Element data from apps and pages:
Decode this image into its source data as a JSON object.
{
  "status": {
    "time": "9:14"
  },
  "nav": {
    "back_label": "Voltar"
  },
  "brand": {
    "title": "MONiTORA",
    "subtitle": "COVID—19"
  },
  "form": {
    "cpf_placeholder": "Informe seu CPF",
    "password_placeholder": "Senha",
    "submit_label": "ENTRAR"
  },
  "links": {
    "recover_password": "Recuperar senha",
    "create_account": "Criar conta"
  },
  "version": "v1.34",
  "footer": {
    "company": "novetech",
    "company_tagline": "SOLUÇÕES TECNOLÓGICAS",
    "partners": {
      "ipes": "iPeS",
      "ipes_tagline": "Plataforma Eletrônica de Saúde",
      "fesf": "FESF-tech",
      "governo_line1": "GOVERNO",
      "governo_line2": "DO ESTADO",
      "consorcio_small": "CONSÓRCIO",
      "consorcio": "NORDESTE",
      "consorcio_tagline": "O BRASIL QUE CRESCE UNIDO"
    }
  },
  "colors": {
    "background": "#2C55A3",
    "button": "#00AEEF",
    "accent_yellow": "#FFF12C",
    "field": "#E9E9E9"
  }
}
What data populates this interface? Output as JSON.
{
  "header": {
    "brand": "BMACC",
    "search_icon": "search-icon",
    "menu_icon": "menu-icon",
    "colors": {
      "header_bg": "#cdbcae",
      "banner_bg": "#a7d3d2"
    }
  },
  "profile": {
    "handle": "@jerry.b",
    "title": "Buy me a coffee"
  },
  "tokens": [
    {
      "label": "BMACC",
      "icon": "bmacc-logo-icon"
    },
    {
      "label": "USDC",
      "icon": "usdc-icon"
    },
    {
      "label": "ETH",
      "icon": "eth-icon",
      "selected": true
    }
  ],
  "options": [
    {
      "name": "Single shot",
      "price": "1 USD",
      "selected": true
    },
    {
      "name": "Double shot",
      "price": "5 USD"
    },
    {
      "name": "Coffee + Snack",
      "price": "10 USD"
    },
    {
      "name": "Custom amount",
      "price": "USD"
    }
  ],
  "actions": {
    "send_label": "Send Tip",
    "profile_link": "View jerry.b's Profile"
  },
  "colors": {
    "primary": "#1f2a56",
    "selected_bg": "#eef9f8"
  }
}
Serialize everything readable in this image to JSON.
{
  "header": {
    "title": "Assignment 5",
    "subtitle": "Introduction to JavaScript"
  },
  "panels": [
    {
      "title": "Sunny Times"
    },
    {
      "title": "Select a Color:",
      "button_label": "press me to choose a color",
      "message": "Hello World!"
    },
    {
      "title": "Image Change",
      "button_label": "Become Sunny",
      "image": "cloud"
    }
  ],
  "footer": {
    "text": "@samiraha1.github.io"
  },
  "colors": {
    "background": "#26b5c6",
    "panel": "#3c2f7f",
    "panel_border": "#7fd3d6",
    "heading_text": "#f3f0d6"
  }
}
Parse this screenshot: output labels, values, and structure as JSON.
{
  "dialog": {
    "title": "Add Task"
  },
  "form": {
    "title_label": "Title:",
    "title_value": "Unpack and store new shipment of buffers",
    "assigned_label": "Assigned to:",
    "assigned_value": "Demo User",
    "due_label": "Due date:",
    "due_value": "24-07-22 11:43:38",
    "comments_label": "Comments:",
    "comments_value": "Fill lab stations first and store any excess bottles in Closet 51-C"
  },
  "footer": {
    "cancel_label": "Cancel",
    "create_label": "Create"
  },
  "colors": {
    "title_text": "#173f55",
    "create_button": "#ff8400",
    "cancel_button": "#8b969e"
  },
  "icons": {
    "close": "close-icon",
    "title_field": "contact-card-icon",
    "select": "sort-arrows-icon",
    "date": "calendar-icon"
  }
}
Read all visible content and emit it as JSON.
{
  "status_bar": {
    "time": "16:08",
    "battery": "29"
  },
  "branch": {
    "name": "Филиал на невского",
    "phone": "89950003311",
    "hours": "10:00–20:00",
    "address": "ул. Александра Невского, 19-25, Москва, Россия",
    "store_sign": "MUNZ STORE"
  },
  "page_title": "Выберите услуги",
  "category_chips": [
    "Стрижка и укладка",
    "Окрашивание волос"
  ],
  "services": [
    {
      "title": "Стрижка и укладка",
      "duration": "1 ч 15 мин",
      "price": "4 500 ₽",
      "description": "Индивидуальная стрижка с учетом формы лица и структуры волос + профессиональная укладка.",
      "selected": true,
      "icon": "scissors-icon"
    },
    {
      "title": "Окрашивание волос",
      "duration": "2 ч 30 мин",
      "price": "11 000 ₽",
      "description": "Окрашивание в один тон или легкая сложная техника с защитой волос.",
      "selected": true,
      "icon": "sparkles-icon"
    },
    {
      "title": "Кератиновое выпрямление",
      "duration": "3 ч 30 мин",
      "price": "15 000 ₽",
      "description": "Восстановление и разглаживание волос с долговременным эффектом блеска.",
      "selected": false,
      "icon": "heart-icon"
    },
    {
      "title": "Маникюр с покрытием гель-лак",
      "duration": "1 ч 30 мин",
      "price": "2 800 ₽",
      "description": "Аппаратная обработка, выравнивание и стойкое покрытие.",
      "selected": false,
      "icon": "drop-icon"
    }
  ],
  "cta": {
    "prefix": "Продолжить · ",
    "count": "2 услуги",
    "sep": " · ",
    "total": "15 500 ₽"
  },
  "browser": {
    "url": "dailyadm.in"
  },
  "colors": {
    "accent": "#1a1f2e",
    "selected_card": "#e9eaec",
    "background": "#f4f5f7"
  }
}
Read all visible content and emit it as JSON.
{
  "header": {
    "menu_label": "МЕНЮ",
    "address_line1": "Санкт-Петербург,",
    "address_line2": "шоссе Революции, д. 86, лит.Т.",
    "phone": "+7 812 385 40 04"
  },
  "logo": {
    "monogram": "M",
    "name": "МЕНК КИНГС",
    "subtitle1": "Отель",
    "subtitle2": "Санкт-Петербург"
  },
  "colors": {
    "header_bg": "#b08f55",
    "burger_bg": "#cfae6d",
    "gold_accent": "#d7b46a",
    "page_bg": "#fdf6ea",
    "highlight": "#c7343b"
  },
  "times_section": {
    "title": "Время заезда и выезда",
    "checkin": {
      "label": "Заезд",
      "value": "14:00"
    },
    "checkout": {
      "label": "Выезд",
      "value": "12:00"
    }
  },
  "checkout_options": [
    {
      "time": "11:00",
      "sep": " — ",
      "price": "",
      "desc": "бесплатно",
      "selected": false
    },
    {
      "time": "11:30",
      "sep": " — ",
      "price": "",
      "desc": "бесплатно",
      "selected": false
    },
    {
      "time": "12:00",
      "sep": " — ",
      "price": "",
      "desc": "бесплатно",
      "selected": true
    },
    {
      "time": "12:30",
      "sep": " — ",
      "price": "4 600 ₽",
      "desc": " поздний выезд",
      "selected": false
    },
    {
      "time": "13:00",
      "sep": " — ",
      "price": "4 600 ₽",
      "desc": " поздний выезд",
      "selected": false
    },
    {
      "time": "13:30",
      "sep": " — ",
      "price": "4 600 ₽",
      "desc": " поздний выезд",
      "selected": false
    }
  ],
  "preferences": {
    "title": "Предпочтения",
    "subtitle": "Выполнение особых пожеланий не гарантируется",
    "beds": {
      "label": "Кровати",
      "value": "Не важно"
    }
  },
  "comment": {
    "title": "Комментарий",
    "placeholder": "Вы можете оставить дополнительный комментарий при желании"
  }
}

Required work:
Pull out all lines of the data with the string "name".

Your solution:
      "name": "Single shot",
      "name": "Double shot",
      "name": "Coffee + Snack",
      "name": "Custom amount",
    "name": "Филиал на невского",
    "name": "МЕНК КИНГС",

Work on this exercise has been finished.